Please set down every record exactly as it appears below.

◆ **Information shown**
--- --- ---
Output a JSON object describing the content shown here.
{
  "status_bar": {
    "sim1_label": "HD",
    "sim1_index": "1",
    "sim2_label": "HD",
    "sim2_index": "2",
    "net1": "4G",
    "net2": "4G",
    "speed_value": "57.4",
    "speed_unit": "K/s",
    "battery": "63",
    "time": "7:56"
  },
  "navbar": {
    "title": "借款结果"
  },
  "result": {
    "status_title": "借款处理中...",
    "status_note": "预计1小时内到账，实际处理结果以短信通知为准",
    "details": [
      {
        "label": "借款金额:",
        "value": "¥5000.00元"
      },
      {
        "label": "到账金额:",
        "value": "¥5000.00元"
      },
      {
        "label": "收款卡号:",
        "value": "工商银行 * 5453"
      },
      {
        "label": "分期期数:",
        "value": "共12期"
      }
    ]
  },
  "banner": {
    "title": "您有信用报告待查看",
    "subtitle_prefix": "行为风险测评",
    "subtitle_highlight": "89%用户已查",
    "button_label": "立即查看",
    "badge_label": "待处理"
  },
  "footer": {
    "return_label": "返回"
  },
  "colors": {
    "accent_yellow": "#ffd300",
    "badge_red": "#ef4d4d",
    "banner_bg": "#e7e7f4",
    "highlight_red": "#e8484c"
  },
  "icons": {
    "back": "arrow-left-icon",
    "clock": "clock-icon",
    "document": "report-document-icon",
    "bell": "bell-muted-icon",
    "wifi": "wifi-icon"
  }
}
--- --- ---
◆ **Written answer**
Output a JSON object describing the content shown here.
{
  "status_bar": {
    "sim1_label": "HD",
    "sim1_index": "1",
    "sim2_label": "HD",
    "sim2_index": "2",
    "net1": "4G",
    "net2": "4G",
    "speed_value": "57.4",
    "speed_unit": "K/s",
    "battery": "63",
    "time": "7:56"
  },
  "navbar": {
    "title": "借款结果"
  },
  "result": {
    "status_title": "借款处理中...",
    "status_note": "预计1小时内到账，实际处理结果以短信通知为准",
    "details": [
      {
        "label": "借款金额:",
        "value": "¥5000.00元"
      },
      {
        "label": "到账金额:",
        "value": "¥5000.00元"
      },
      {
        "label": "收款卡号:",
        "value": "工商银行 * 5453"
      },
      {
        "label": "分期期数:",
        "value": "共12期"
      }
    ]
  },
  "banner": {
    "title": "您有信用报告待查看",
    "subtitle_prefix": "行为风险测评",
    "subtitle_highlight": "89%用户已查",
    "button_label": "立即查看",
    "badge_label": "待处理"
  },
  "footer": {
    "return_label": "返回"
  },
  "colors": {
    "accent_yellow": "#ffd300",
    "badge_red": "#ef4d4d",
    "banner_bg": "#e7e7f4",
    "highlight_red": "#e8484c"
  },
  "icons": {
    "back": "arrow-left-icon",
    "clock": "clock-icon",
    "document": "report-document-icon",
    "bell": "bell-muted-icon",
    "wifi": "wifi-icon"
  }
}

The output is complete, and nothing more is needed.